### Task instructions
Pictures appear in the records below; write out everything else exactly.
*** Begin section ***
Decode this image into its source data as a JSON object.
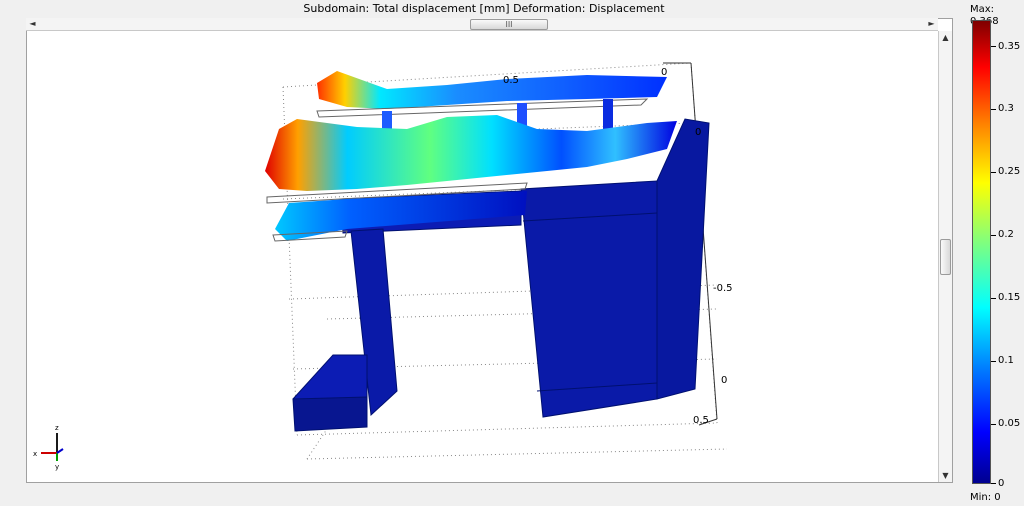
{
  "plot": {
    "title": "Subdomain: Total displacement [mm]   Deformation: Displacement",
    "axis_ticks": {
      "top_mid": "0.5",
      "top_right": "0",
      "right_top": "0",
      "right_mid": "-0.5",
      "right_bottom_0": "0",
      "right_bottom_05": "0.5"
    },
    "triad": {
      "z": "z",
      "x": "x",
      "y": "y"
    }
  },
  "colorbar": {
    "max_label": "Max: 0.368",
    "min_label": "Min: 0",
    "ticks": [
      "0.35",
      "0.3",
      "0.25",
      "0.2",
      "0.15",
      "0.1",
      "0.05",
      "0"
    ],
    "colors": {
      "low": "#00008f",
      "mid": "#00ffff",
      "high": "#7f0000"
    }
  },
  "scrollbars": {
    "h_thumb_grip": "III",
    "left_arrow": "◄",
    "right_arrow": "►",
    "up_arrow": "▲",
    "down_arrow": "▼"
  }
}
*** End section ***
### Solution to this problem
Decode this image into its source data as a JSON object.
{
  "plot": {
    "title": "Subdomain: Total displacement [mm]   Deformation: Displacement",
    "axis_ticks": {
      "top_mid": "0.5",
      "top_right": "0",
      "right_top": "0",
      "right_mid": "-0.5",
      "right_bottom_0": "0",
      "right_bottom_05": "0.5"
    },
    "triad": {
      "z": "z",
      "x": "x",
      "y": "y"
    }
  },
  "colorbar": {
    "max_label": "Max: 0.368",
    "min_label": "Min: 0",
    "ticks": [
      "0.35",
      "0.3",
      "0.25",
      "0.2",
      "0.15",
      "0.1",
      "0.05",
      "0"
    ],
    "colors": {
      "low": "#00008f",
      "mid": "#00ffff",
      "high": "#7f0000"
    }
  },
  "scrollbars": {
    "h_thumb_grip": "III",
    "left_arrow": "◄",
    "right_arrow": "►",
    "up_arrow": "▲",
    "down_arrow": "▼"
  }
}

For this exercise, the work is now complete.